Task to complete.
Which lines of the data hold the word "کالا"? Copy all of them.

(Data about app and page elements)
•••••

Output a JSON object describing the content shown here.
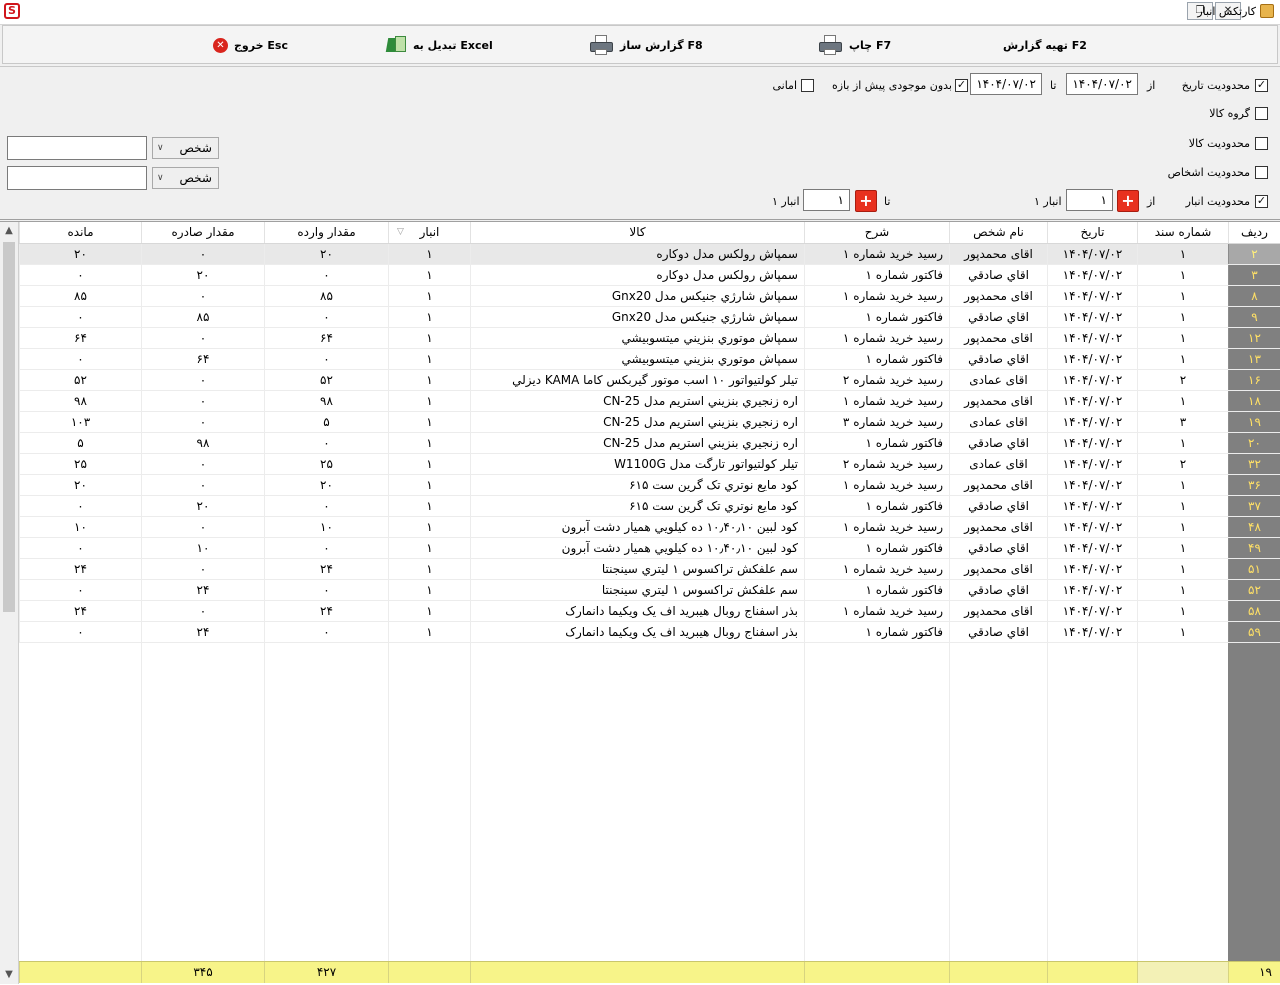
{
  "window": {
    "title": "کارتکس انبار",
    "logo_letter": "S"
  },
  "toolbar": {
    "prepare_report": "تهیه گزارش  F2",
    "print": "چاپ  F7",
    "report_builder": "گزارش ساز  F8",
    "excel": "تبدیل به Excel",
    "exit": "خروج Esc"
  },
  "filters": {
    "date_limit_label": "محدودیت تاریخ",
    "date_limit_checked": true,
    "from_label": "از",
    "to_label": "تا",
    "date_from": "۱۴۰۴/۰۷/۰۲",
    "date_to": "۱۴۰۴/۰۷/۰۲",
    "no_prior_stock_label": "بدون موجودی پیش از بازه",
    "no_prior_stock_checked": true,
    "amani_label": "امانی",
    "amani_checked": false,
    "goods_group_label": "گروه کالا",
    "goods_group_checked": false,
    "goods_limit_label": "محدودیت کالا",
    "goods_limit_checked": false,
    "persons_limit_label": "محدودیت اشخاص",
    "persons_limit_checked": false,
    "warehouse_limit_label": "محدودیت انبار",
    "warehouse_limit_checked": true,
    "warehouse_from_label": "از",
    "warehouse_to_label": "تا",
    "warehouse_from_value": "۱",
    "warehouse_to_value": "۱",
    "warehouse_from_name": "انبار ۱",
    "warehouse_to_name": "انبار ۱",
    "person_combo_1": "شخص",
    "person_combo_2": "شخص"
  },
  "grid": {
    "columns": {
      "radif": "ردیف",
      "doc_no": "شماره سند",
      "date": "تاریخ",
      "person": "نام شخص",
      "desc": "شرح",
      "goods": "کالا",
      "warehouse": "انبار",
      "in_qty": "مقدار وارده",
      "out_qty": "مقدار صادره",
      "remain": "مانده"
    },
    "rows": [
      {
        "radif": "۲",
        "doc": "۱",
        "date": "۱۴۰۴/۰۷/۰۲",
        "person": "اقای محمدپور",
        "desc": "رسید خرید شماره  ۱",
        "goods": "سمپاش رولکس مدل دوکاره",
        "wh": "۱",
        "in": "۲۰",
        "out": "۰",
        "remain": "۲۰"
      },
      {
        "radif": "۳",
        "doc": "۱",
        "date": "۱۴۰۴/۰۷/۰۲",
        "person": "اقاي  صادقي",
        "desc": "فاکتور شماره ۱",
        "goods": "سمپاش رولکس مدل دوکاره",
        "wh": "۱",
        "in": "۰",
        "out": "۲۰",
        "remain": "۰"
      },
      {
        "radif": "۸",
        "doc": "۱",
        "date": "۱۴۰۴/۰۷/۰۲",
        "person": "اقای محمدپور",
        "desc": "رسید خرید شماره  ۱",
        "goods": "سمپاش شارژي جنيكس مدل Gnx20",
        "wh": "۱",
        "in": "۸۵",
        "out": "۰",
        "remain": "۸۵"
      },
      {
        "radif": "۹",
        "doc": "۱",
        "date": "۱۴۰۴/۰۷/۰۲",
        "person": "اقاي  صادقي",
        "desc": "فاکتور شماره ۱",
        "goods": "سمپاش شارژي جنيكس مدل Gnx20",
        "wh": "۱",
        "in": "۰",
        "out": "۸۵",
        "remain": "۰"
      },
      {
        "radif": "۱۲",
        "doc": "۱",
        "date": "۱۴۰۴/۰۷/۰۲",
        "person": "اقای محمدپور",
        "desc": "رسید خرید شماره  ۱",
        "goods": "سمپاش موتوري بنزيني ميتسوبيشي",
        "wh": "۱",
        "in": "۶۴",
        "out": "۰",
        "remain": "۶۴"
      },
      {
        "radif": "۱۳",
        "doc": "۱",
        "date": "۱۴۰۴/۰۷/۰۲",
        "person": "اقاي  صادقي",
        "desc": "فاکتور شماره ۱",
        "goods": "سمپاش موتوري بنزيني ميتسوبيشي",
        "wh": "۱",
        "in": "۰",
        "out": "۶۴",
        "remain": "۰"
      },
      {
        "radif": "۱۶",
        "doc": "۲",
        "date": "۱۴۰۴/۰۷/۰۲",
        "person": "اقای عمادی",
        "desc": "رسید خرید شماره  ۲",
        "goods": "تيلر كولتيواتور ۱۰ اسب موتور گيربكس كاما KAMA ديزلي",
        "wh": "۱",
        "in": "۵۲",
        "out": "۰",
        "remain": "۵۲"
      },
      {
        "radif": "۱۸",
        "doc": "۱",
        "date": "۱۴۰۴/۰۷/۰۲",
        "person": "اقای محمدپور",
        "desc": "رسید خرید شماره  ۱",
        "goods": "اره زنجيري بنزيني استريم مدل CN-25",
        "wh": "۱",
        "in": "۹۸",
        "out": "۰",
        "remain": "۹۸"
      },
      {
        "radif": "۱۹",
        "doc": "۳",
        "date": "۱۴۰۴/۰۷/۰۲",
        "person": "اقای عمادی",
        "desc": "رسید خرید شماره  ۳",
        "goods": "اره زنجيري بنزيني استريم مدل CN-25",
        "wh": "۱",
        "in": "۵",
        "out": "۰",
        "remain": "۱۰۳"
      },
      {
        "radif": "۲۰",
        "doc": "۱",
        "date": "۱۴۰۴/۰۷/۰۲",
        "person": "اقاي  صادقي",
        "desc": "فاکتور شماره ۱",
        "goods": "اره زنجيري بنزيني استريم مدل CN-25",
        "wh": "۱",
        "in": "۰",
        "out": "۹۸",
        "remain": "۵"
      },
      {
        "radif": "۳۲",
        "doc": "۲",
        "date": "۱۴۰۴/۰۷/۰۲",
        "person": "اقای عمادی",
        "desc": "رسید خرید شماره  ۲",
        "goods": "تيلر كولتيواتور تارگت مدل W1100G",
        "wh": "۱",
        "in": "۲۵",
        "out": "۰",
        "remain": "۲۵"
      },
      {
        "radif": "۳۶",
        "doc": "۱",
        "date": "۱۴۰۴/۰۷/۰۲",
        "person": "اقای محمدپور",
        "desc": "رسید خرید شماره  ۱",
        "goods": "كود مايع نوتري تک گرين ست ۶۱۵",
        "wh": "۱",
        "in": "۲۰",
        "out": "۰",
        "remain": "۲۰"
      },
      {
        "radif": "۳۷",
        "doc": "۱",
        "date": "۱۴۰۴/۰۷/۰۲",
        "person": "اقاي  صادقي",
        "desc": "فاکتور شماره ۱",
        "goods": "كود مايع نوتري تک گرين ست ۶۱۵",
        "wh": "۱",
        "in": "۰",
        "out": "۲۰",
        "remain": "۰"
      },
      {
        "radif": "۴۸",
        "doc": "۱",
        "date": "۱۴۰۴/۰۷/۰۲",
        "person": "اقای محمدپور",
        "desc": "رسید خرید شماره  ۱",
        "goods": "كود لبين ۱۰٫۴۰٫۱۰ ده كيلويي هميار دشت آبرون",
        "wh": "۱",
        "in": "۱۰",
        "out": "۰",
        "remain": "۱۰"
      },
      {
        "radif": "۴۹",
        "doc": "۱",
        "date": "۱۴۰۴/۰۷/۰۲",
        "person": "اقاي  صادقي",
        "desc": "فاکتور شماره ۱",
        "goods": "كود لبين ۱۰٫۴۰٫۱۰ ده كيلويي هميار دشت آبرون",
        "wh": "۱",
        "in": "۰",
        "out": "۱۰",
        "remain": "۰"
      },
      {
        "radif": "۵۱",
        "doc": "۱",
        "date": "۱۴۰۴/۰۷/۰۲",
        "person": "اقای محمدپور",
        "desc": "رسید خرید شماره  ۱",
        "goods": "سم علفكش تراكسوس ۱ ليتري سينجنتا",
        "wh": "۱",
        "in": "۲۴",
        "out": "۰",
        "remain": "۲۴"
      },
      {
        "radif": "۵۲",
        "doc": "۱",
        "date": "۱۴۰۴/۰۷/۰۲",
        "person": "اقاي  صادقي",
        "desc": "فاکتور شماره ۱",
        "goods": "سم علفكش تراكسوس ۱ ليتري سينجنتا",
        "wh": "۱",
        "in": "۰",
        "out": "۲۴",
        "remain": "۰"
      },
      {
        "radif": "۵۸",
        "doc": "۱",
        "date": "۱۴۰۴/۰۷/۰۲",
        "person": "اقای محمدپور",
        "desc": "رسید خرید شماره  ۱",
        "goods": "بذر اسفناج روبال هيبريد اف يک ويكيما دانمارک",
        "wh": "۱",
        "in": "۲۴",
        "out": "۰",
        "remain": "۲۴"
      },
      {
        "radif": "۵۹",
        "doc": "۱",
        "date": "۱۴۰۴/۰۷/۰۲",
        "person": "اقاي  صادقي",
        "desc": "فاکتور شماره ۱",
        "goods": "بذر اسفناج روبال هيبريد اف يک ويكيما دانمارک",
        "wh": "۱",
        "in": "۰",
        "out": "۲۴",
        "remain": "۰"
      }
    ],
    "footer": {
      "count": "۱۹",
      "in_total": "۴۲۷",
      "out_total": "۳۴۵"
    }
  },
  "colors": {
    "radif_bg": "#808080",
    "radif_text": "#ffe066",
    "footer_bg": "#f7f489",
    "exit_red": "#d9251d"
  }
}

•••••

Solution to this problem.
    "goods_group_label": "گروه کالا",
    "goods_limit_label": "محدودیت کالا",
      "goods": "کالا",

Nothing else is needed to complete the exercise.